Last week, we took a first step into the world of tall wooden buildings by comparing the living tree towers of the Wookiee homeworld Kashyyyk to the wood-framed skyscrapers many architects and engineers say can be the key to solving climate change and making buildings carbon neutral.
But even if all skyscrapers were designed using wood instead of steel and concrete, would any major city allow them to be built? Building codes are sets of regulations governing the design, construction, alteration and maintenance of structures. They specify the minimum requirements to adequately safeguard the health, safety and welfare of building occupants.[caption id="attachment_82448" align="aligncenter" width="550"] The CLT frame of the Design Building at UMass-Amherst. Image courtesy of Leers Weinzapfel Associates.[/caption]
Some building codes are specifically written with the geographic challenges of the region in mind. The Miami-Dade County building code calls for stringent hurricane-proofing, including walls and windows that can take the impact of a two-by-four shot at 40-mph. Depending on proximity to the San Andreas fault, most California building codes require the resilience of steel and concrete for tall buildings due to potential loss of life and damage from earthquakes.
When the three-day Great Chicago Fire killed 300 people and destroyed 17,500 wooden buildings it effectively ended wooden construction in the Second City for good, paving the way for the advent of the steel-framed skyscraper. The Home Insurance Building became the nation’s first steel “skyscraper” 13 years after the fire.
Flash forward to 2001 and the steel frames of the World Trade Center saved the lives of thousands of workers in the lower floors of the towers on 9/11 by standing long enough to allow them to evacuate, despite the the inferno created by purposely crashed airplanes raging above.
While wood can provide resiliency and slower burning times thanks to glulam timbers and using slow-burning species of tree, can building codes even consider wood in the face of natural disaster or terrorism?[caption id="attachment_82449" align="aligncenter" width="550"] Design Building Rendering courtesy of Leers Weinzapfel Associates.[/caption]
In the name of sustainability, codes, themselves, are already moving toward greater acceptance for larger wood structures, but not necessarily for structural mass-timber skyscrapers. Buildings with light wood framing of up to six stories, with up to four occupancy groups at each level, are allowable under the height and area prescriptive language of the 2012 International Building Code from the International Code Council. The ICC is a nice guideline, but most large cities in the U.S. only use it sparingly because of the aforementioned regional differences.
Yet, the push for tall wooden building will continue. Architects, engineers and construction companies from around the world submitted projects for a $2 million purse in the Department of Agriculture’s U.S. Tall Wood Prize Competition.

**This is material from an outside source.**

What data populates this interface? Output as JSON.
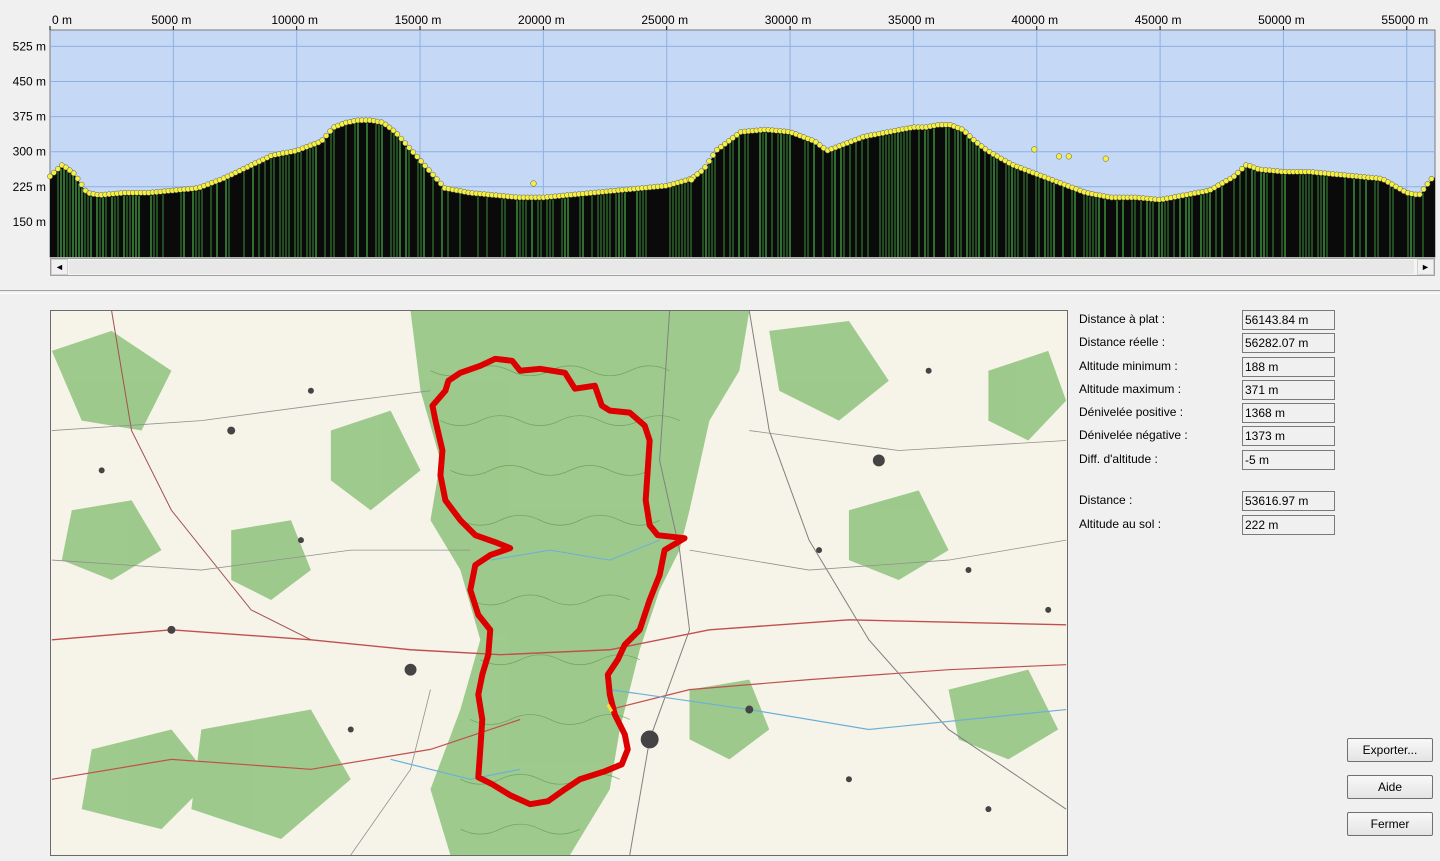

Soon, the University of Massachusetts-Amherst will complete the $52 million Design Building, the first of its size in the U.S. to feature cross-laminated timber, (CLTs), which are used as part of a composite wood-concrete floor assembly. A “zipper truss” system of both steel and wood spans the two-story high building commons space. The heavy timber structural members have steel connections.
It’s scheduled for completion next month. Design architect Leers Weinzapfel Associates and construction manager Suffolk Construction vouch for its safety and resiliency. It could be to CLTs what the Home Insurance Building was to steel frames.